- [PROBLEM TO SOLVE] Count how many lines in the following data hold the word "dollar". Your answer is the number and nothing else.

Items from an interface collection
►
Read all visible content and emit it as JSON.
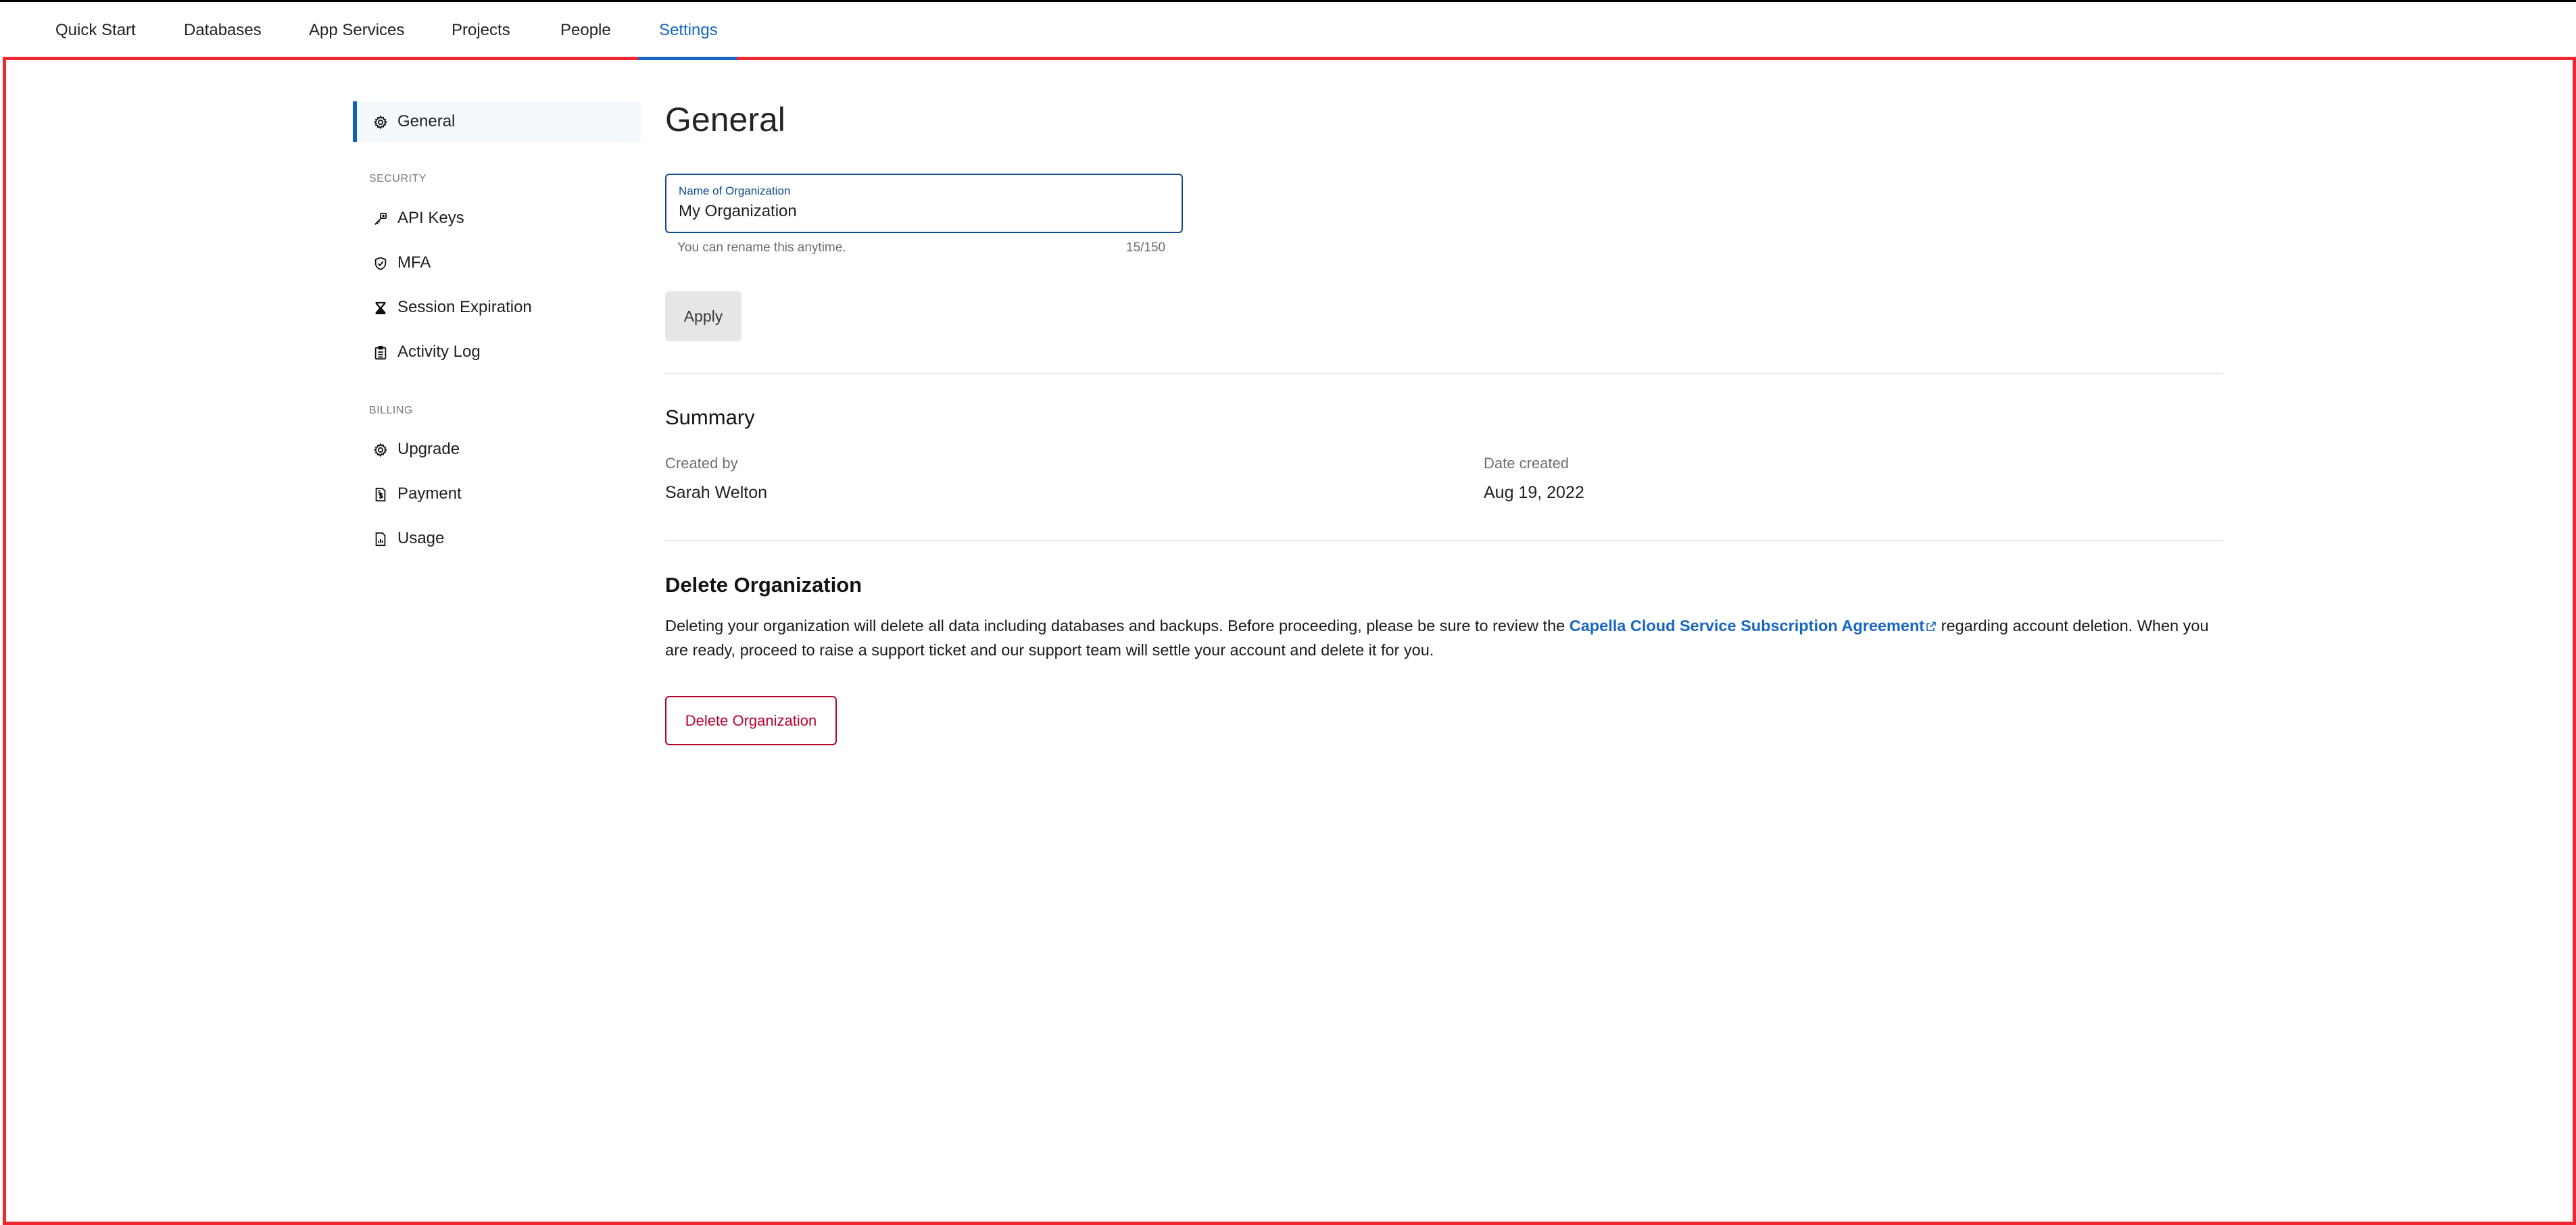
{
  "colors": {
    "accent": "#1766c0",
    "danger": "#b4042c",
    "frame": "#ee2730"
  },
  "topnav": {
    "items": [
      {
        "label": "Quick Start",
        "active": false
      },
      {
        "label": "Databases",
        "active": false
      },
      {
        "label": "App Services",
        "active": false
      },
      {
        "label": "Projects",
        "active": false
      },
      {
        "label": "People",
        "active": false
      },
      {
        "label": "Settings",
        "active": true
      }
    ]
  },
  "sidebar": {
    "general": {
      "label": "General",
      "icon": "gear-icon",
      "active": true
    },
    "security_heading": "SECURITY",
    "security_items": [
      {
        "label": "API Keys",
        "icon": "key-icon"
      },
      {
        "label": "MFA",
        "icon": "shield-check-icon"
      },
      {
        "label": "Session Expiration",
        "icon": "hourglass-icon"
      },
      {
        "label": "Activity Log",
        "icon": "clipboard-list-icon"
      }
    ],
    "billing_heading": "BILLING",
    "billing_items": [
      {
        "label": "Upgrade",
        "icon": "gear-icon"
      },
      {
        "label": "Payment",
        "icon": "invoice-dollar-icon"
      },
      {
        "label": "Usage",
        "icon": "file-chart-icon"
      }
    ]
  },
  "main": {
    "title": "General",
    "org_field": {
      "label": "Name of Organization",
      "value": "My Organization",
      "helper": "You can rename this anytime.",
      "counter": "15/150"
    },
    "apply_label": "Apply",
    "summary": {
      "title": "Summary",
      "created_by_label": "Created by",
      "created_by_value": "Sarah Welton",
      "date_created_label": "Date created",
      "date_created_value": "Aug 19, 2022"
    },
    "delete": {
      "title": "Delete Organization",
      "text_before": "Deleting your organization will delete all data including databases and backups. Before proceeding, please be sure to review the ",
      "link_text": "Capella Cloud Service Subscription Agreement",
      "text_after": " regarding account deletion. When you are ready, proceed to raise a support ticket and our support team will settle your account and delete it for you.",
      "button_label": "Delete Organization"
    }
  }
}
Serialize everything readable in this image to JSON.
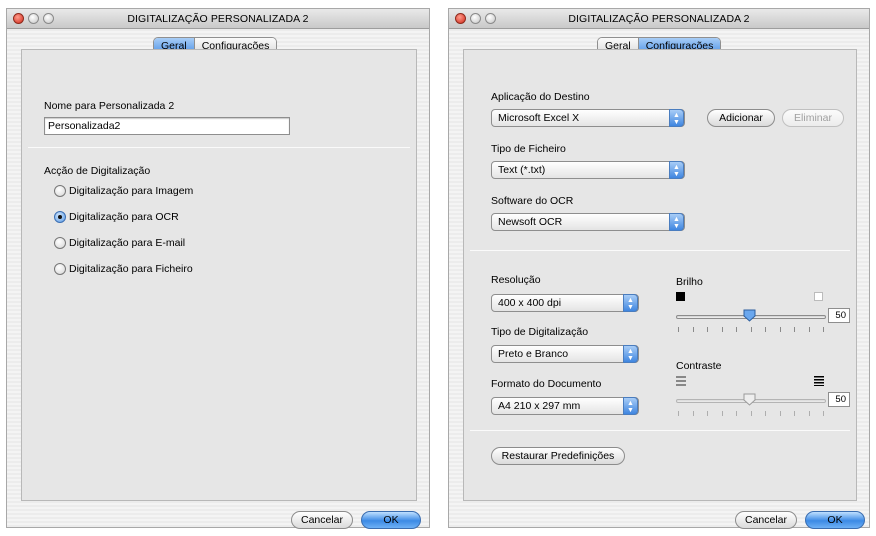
{
  "left_window": {
    "title": "DIGITALIZAÇÃO PERSONALIZADA 2",
    "tabs": [
      "Geral",
      "Configurações"
    ],
    "active_tab": "Geral",
    "name_label": "Nome para Personalizada 2",
    "name_value": "Personalizada2",
    "action_label": "Acção de Digitalização",
    "actions": [
      {
        "label": "Digitalização para Imagem",
        "checked": false
      },
      {
        "label": "Digitalização para OCR",
        "checked": true
      },
      {
        "label": "Digitalização para E-mail",
        "checked": false
      },
      {
        "label": "Digitalização para Ficheiro",
        "checked": false
      }
    ],
    "cancel_label": "Cancelar",
    "ok_label": "OK"
  },
  "right_window": {
    "title": "DIGITALIZAÇÃO PERSONALIZADA 2",
    "tabs": [
      "Geral",
      "Configurações"
    ],
    "active_tab": "Configurações",
    "dest_app_label": "Aplicação do Destino",
    "dest_app_value": "Microsoft Excel X",
    "add_label": "Adicionar",
    "delete_label": "Eliminar",
    "file_type_label": "Tipo de Ficheiro",
    "file_type_value": "Text (*.txt)",
    "ocr_label": "Software do OCR",
    "ocr_value": "Newsoft OCR",
    "resolution_label": "Resolução",
    "resolution_value": "400 x 400 dpi",
    "scan_type_label": "Tipo de Digitalização",
    "scan_type_value": "Preto e Branco",
    "doc_format_label": "Formato do Documento",
    "doc_format_value": "A4 210 x 297 mm",
    "brightness_label": "Brilho",
    "brightness_value": "50",
    "contrast_label": "Contraste",
    "contrast_value": "50",
    "brightness_enabled": true,
    "contrast_enabled": false,
    "restore_label": "Restaurar Predefinições",
    "cancel_label": "Cancelar",
    "ok_label": "OK"
  },
  "colors": {
    "accent": "#4f93e6",
    "disabled_text": "#a0a0a0"
  },
  "icons": {
    "popup_arrows": "up-down-arrows",
    "brightness_low": "black-square",
    "brightness_high": "white-square",
    "contrast_low": "low-contrast-lines",
    "contrast_high": "high-contrast-lines"
  }
}
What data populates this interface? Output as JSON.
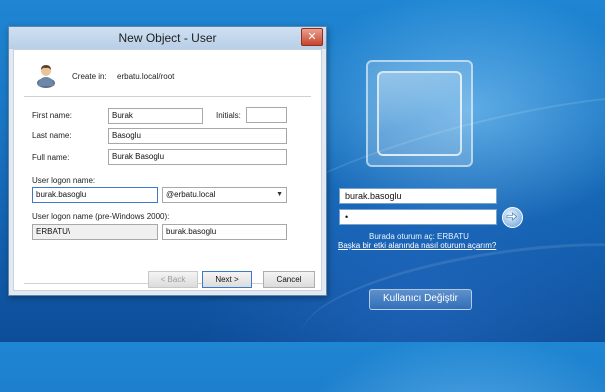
{
  "dialog": {
    "title": "New Object - User",
    "close_label": "✕",
    "create_in_label": "Create in:",
    "create_in_value": "erbatu.local/root",
    "first_name_label": "First name:",
    "first_name_value": "Burak",
    "initials_label": "Initials:",
    "initials_value": "",
    "last_name_label": "Last name:",
    "last_name_value": "Basoglu",
    "full_name_label": "Full name:",
    "full_name_value": "Burak Basoglu",
    "logon_name_label": "User logon name:",
    "logon_name_value": "burak.basoglu",
    "domain_value": "@erbatu.local",
    "pre2000_label": "User logon name (pre-Windows 2000):",
    "pre2000_domain_value": "ERBATU\\",
    "pre2000_name_value": "burak.basoglu",
    "buttons": {
      "back": "< Back",
      "next": "Next >",
      "cancel": "Cancel"
    }
  },
  "logon": {
    "username_value": "burak.basoglu",
    "password_value": "•",
    "signin_on_text": "Burada oturum aç: ERBATU",
    "other_domain_link": "Başka bir etki alanında nasıl oturum açarım?",
    "switch_user_label": "Kullanıcı Değiştir"
  },
  "colors": {
    "desktop_blue": "#1a76c4",
    "dialog_titlebar": "#cfe0f2",
    "focus_border": "#3b7ac7"
  }
}
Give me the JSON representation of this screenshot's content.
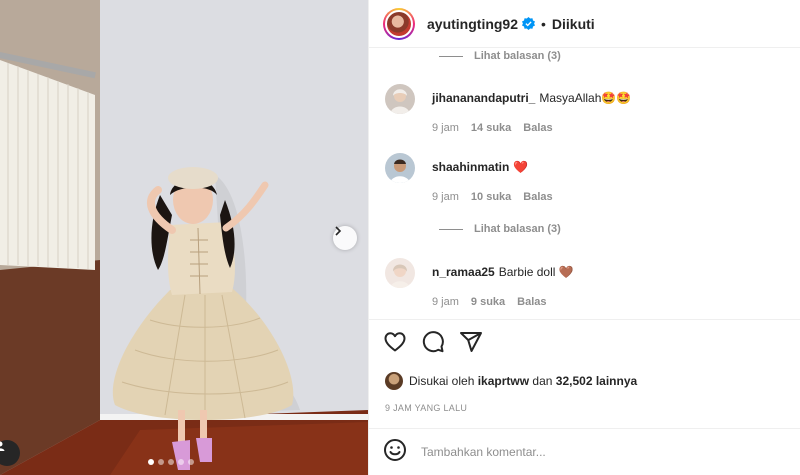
{
  "post": {
    "username": "ayutingting92",
    "separator": "•",
    "follow_state": "Diikuti",
    "carousel_count": 5,
    "carousel_active": 0
  },
  "comments": {
    "view_replies_top": "Lihat balasan (3)",
    "items": [
      {
        "user": "jihananandaputri_",
        "text": "MasyaAllah🤩🤩",
        "time": "9 jam",
        "likes": "14 suka",
        "reply": "Balas"
      },
      {
        "user": "shaahinmatin",
        "text": "❤️",
        "time": "9 jam",
        "likes": "10 suka",
        "reply": "Balas"
      },
      {
        "user": "n_ramaa25",
        "text": "Barbie doll 🤎",
        "time": "9 jam",
        "likes": "9 suka",
        "reply": "Balas"
      }
    ],
    "view_replies_mid": "Lihat balasan (3)"
  },
  "likes": {
    "prefix": "Disukai oleh",
    "user": "ikaprtww",
    "middle": "dan",
    "count": "32,502",
    "suffix": "lainnya"
  },
  "time_ago": "9 JAM YANG LALU",
  "add_comment": {
    "placeholder": "Tambahkan komentar..."
  },
  "icons": [
    "heart-icon",
    "comment-icon",
    "share-icon",
    "emoji-icon",
    "chevron-right-icon",
    "verified-badge-icon"
  ],
  "colors": {
    "verified": "#0095f6",
    "text_secondary": "#8e8e8e",
    "border": "#efefef"
  }
}
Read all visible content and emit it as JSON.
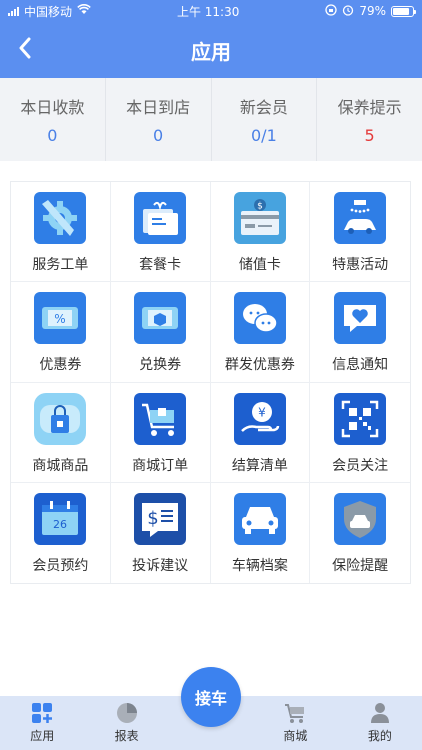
{
  "status_bar": {
    "carrier": "中国移动",
    "time": "上午 11:30",
    "battery": "79%"
  },
  "nav": {
    "title": "应用"
  },
  "stats": [
    {
      "label": "本日收款",
      "value": "0",
      "color": "#4a80e6"
    },
    {
      "label": "本日到店",
      "value": "0",
      "color": "#4a80e6"
    },
    {
      "label": "新会员",
      "value": "0/1",
      "color": "#4a80e6"
    },
    {
      "label": "保养提示",
      "value": "5",
      "color": "#e43b3b"
    }
  ],
  "apps": [
    {
      "label": "服务工单",
      "icon": "wrench-gear-icon"
    },
    {
      "label": "套餐卡",
      "icon": "gift-card-icon"
    },
    {
      "label": "储值卡",
      "icon": "stored-value-card-icon"
    },
    {
      "label": "特惠活动",
      "icon": "car-wash-icon"
    },
    {
      "label": "优惠券",
      "icon": "percent-coupon-icon"
    },
    {
      "label": "兑换券",
      "icon": "exchange-coupon-icon"
    },
    {
      "label": "群发优惠券",
      "icon": "chat-bubbles-icon"
    },
    {
      "label": "信息通知",
      "icon": "heart-message-icon"
    },
    {
      "label": "商城商品",
      "icon": "shopping-bag-icon"
    },
    {
      "label": "商城订单",
      "icon": "shopping-cart-icon"
    },
    {
      "label": "结算清单",
      "icon": "yen-hand-icon"
    },
    {
      "label": "会员关注",
      "icon": "qr-code-icon"
    },
    {
      "label": "会员预约",
      "icon": "calendar-icon"
    },
    {
      "label": "投诉建议",
      "icon": "dollar-note-icon"
    },
    {
      "label": "车辆档案",
      "icon": "car-icon"
    },
    {
      "label": "保险提醒",
      "icon": "shield-car-icon"
    }
  ],
  "tabbar": {
    "app_label": "应用",
    "report_label": "报表",
    "center_label": "接车",
    "mall_label": "商城",
    "mine_label": "我的"
  },
  "colors": {
    "primary": "#5b8ff0",
    "accent": "#3c82ef",
    "warning": "#e43b3b"
  }
}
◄
- [SOLUTION FOR THIS PROBLEM] 2